Fact 3: you can’t lie face down in the hammock
Much like a hammock, the curve in your tummy acts like a little bed for baby to lay in. Getting baby into an optimal fetal position can be tricky, and it is recommended that you spend as much time as you can in the forward position during the lead up to your due date. This will encourage baby to flip round ready for labour, and the peanut ball is the perfect way to help with this.
There are a variety of peanut ball positions you can try however at the end of the day, it all comes down to what works best for you. By moving every 20-60 minutes, you will keep good circulation and will see progress being made.
Exercise is key. And exercising with a peanut ball is a great way to keep fit, whilst getting all the pregnancy benefits the ball comes with. So, let’s have a look at ways to get that baby out!
In bed, lay on your side to get a good flow of blood and oxygen to the placenta. Place the peanut ball between your thighs and wrap your legs around it. This will encourage the pelvis to open and help dilation. Keep a sight bend in your legs.
Side-lying Tucked Squat
Much like the side-lying position the aim is to get into a lying down squat position. The difference here is moving your knees closer to your chest for a deeper squat position that will open your pelvis further.
This one sounds a little crazy but trust me, it’s a gooden. Lie down on your side and place the biggest part of the ball between your knees, whilst ensuring your ankles are around the bigger section at the other end of the ball. Begin to push your ankles back behind you to create a backwards C, changing sides at least every 30 minutes (glamorous I know).
The fun isn’t over yet!
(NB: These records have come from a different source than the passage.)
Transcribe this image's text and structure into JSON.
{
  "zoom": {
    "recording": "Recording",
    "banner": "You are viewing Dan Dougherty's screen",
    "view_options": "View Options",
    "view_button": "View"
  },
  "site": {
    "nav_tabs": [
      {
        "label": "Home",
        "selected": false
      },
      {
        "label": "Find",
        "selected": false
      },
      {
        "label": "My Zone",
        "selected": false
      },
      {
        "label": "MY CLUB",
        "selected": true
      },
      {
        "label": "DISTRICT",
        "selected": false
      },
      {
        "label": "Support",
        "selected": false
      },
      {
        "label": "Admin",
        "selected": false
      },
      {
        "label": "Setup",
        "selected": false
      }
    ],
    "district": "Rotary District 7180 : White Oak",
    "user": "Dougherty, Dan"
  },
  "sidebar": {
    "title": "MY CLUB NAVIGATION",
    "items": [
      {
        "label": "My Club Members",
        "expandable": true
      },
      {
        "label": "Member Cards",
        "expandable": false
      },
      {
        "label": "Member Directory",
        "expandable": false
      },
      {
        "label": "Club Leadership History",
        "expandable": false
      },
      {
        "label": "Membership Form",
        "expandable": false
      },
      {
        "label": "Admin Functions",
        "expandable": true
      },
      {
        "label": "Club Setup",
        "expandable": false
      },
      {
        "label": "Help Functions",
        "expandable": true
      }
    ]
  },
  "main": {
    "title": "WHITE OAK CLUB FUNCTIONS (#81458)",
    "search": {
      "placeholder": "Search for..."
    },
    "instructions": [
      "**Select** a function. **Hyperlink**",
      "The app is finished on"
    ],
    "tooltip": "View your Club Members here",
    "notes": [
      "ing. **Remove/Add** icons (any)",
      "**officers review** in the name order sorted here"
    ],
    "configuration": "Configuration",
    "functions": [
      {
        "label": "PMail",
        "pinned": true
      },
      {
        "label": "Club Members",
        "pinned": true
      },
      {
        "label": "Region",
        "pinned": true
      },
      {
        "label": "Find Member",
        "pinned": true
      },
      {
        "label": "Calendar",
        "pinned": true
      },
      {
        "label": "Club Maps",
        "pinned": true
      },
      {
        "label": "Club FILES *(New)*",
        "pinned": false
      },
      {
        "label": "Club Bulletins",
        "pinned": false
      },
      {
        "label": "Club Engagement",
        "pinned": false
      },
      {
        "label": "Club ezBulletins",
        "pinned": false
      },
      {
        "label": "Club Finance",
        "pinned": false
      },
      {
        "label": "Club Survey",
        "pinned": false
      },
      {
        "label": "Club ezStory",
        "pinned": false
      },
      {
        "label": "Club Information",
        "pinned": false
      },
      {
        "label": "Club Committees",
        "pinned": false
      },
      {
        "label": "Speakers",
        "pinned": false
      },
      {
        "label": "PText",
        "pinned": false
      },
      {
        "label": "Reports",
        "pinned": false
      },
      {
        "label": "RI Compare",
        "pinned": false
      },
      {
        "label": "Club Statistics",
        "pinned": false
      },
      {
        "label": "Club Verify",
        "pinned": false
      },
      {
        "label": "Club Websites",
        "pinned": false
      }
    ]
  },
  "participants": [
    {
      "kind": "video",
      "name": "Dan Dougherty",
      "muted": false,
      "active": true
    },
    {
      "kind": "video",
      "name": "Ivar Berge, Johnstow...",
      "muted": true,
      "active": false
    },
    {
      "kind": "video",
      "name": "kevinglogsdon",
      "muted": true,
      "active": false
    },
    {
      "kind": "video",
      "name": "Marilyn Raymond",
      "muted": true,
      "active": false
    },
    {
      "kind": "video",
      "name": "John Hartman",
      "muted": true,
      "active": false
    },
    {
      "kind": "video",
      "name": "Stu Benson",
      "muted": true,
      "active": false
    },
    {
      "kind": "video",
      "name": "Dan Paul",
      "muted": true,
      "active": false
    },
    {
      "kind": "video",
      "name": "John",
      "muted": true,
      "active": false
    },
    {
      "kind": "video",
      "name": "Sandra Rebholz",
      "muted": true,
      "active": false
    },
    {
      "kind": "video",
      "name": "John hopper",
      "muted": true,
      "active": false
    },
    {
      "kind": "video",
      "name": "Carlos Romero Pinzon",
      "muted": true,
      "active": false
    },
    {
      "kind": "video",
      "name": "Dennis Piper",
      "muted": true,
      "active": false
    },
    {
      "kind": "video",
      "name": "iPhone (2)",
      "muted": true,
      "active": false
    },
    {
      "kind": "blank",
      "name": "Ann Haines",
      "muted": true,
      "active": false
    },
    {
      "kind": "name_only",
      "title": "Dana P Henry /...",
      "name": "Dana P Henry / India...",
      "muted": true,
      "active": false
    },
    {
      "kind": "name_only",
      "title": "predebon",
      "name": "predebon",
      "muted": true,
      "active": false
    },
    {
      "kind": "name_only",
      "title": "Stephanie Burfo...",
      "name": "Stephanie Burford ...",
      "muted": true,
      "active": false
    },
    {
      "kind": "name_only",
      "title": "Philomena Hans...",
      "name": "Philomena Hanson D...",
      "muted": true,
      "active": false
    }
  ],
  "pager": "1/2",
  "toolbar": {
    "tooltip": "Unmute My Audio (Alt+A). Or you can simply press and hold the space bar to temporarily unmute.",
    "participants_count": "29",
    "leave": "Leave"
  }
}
The main benefit of the pregnancy peanut ball is to help you have a comfortable and quicker labour, but it’s uses don't stop there. Your pregnancy journey may have finished, but your postpartum one has just begun.
Placing the ball between your legs post labour can relieve pressure on your pelvis, hips and lower back. Not only that, but it’s also a great way to slowly get back into exercising and getting that body moving again.
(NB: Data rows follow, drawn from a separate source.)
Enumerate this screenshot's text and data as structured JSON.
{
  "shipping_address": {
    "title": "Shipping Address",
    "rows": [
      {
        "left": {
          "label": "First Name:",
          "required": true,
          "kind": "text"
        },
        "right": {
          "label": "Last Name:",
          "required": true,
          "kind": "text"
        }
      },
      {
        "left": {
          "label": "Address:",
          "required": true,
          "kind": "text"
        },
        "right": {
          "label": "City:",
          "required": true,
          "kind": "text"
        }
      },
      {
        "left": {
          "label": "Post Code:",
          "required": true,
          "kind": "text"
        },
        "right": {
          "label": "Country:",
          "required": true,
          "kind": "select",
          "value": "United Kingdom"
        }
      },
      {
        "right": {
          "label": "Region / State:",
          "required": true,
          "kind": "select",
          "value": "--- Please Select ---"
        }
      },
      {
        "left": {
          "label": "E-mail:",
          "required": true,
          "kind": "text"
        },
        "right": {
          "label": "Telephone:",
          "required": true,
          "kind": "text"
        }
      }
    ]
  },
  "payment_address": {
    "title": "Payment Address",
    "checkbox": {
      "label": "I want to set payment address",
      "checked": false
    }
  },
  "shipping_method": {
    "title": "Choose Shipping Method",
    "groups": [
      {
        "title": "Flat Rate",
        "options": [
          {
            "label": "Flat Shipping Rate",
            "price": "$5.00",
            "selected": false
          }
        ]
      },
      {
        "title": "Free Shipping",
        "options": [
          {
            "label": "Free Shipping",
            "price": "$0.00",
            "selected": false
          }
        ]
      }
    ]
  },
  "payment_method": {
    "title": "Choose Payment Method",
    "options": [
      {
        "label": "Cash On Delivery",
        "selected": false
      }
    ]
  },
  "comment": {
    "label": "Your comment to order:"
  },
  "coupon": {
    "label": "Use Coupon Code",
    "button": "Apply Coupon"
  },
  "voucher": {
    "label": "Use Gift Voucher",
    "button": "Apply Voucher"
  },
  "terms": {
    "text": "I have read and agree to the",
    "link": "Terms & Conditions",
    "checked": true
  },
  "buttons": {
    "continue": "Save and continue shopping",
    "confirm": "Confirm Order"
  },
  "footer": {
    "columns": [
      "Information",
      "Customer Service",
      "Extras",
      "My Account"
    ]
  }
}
One step at a time though ladies! Be sure to get the ok from your health care provider and take things at your own pace. At the end of the day, you know your body best and everyone is different, so no flinging yourselves all over the place!
To peanut, or not to peanut? That is the question.
Whilst the birthing ball helps open the pelvis being sat on the ground, the peanut ball does the same job but lying down.
When giving birth, the thought of getting out of bed may sound unbearable. But now you can get the same benefits as a birthing ball, without having to move a muscle (or at least not as many!) It means you can lay in bed as comfortable as possible, whilst still allowing your pelvis to open up and encourage baby out.
Research shows that a peanut ball can on average, shorten the first stage of labour by 90 minutes and the second stage by 23 minutes! You do the maths. That’s meeting your little one nearly 2 hours earlier!
Another study was conducted to see whether the use of a peanut ball decreased the length of labour and increased the rate of a vaginal birth. Women who used the ball had shorter first stage labour by 29 minutes and second stage by 11 minutes. This was associated with a significantly lower incidence of caesarean surgery.
Not only this, but peanut balls can also ensure you reserve some energy for the pushing stage. Giving birth is exhausting, and sometimes the early stages can really take it out of you. But with our peanut ball, we can help try to make this as smooth and comfortable as possible.
So, what have you got to lose? A peanut ball may just be the answer to a shorter, easier labour.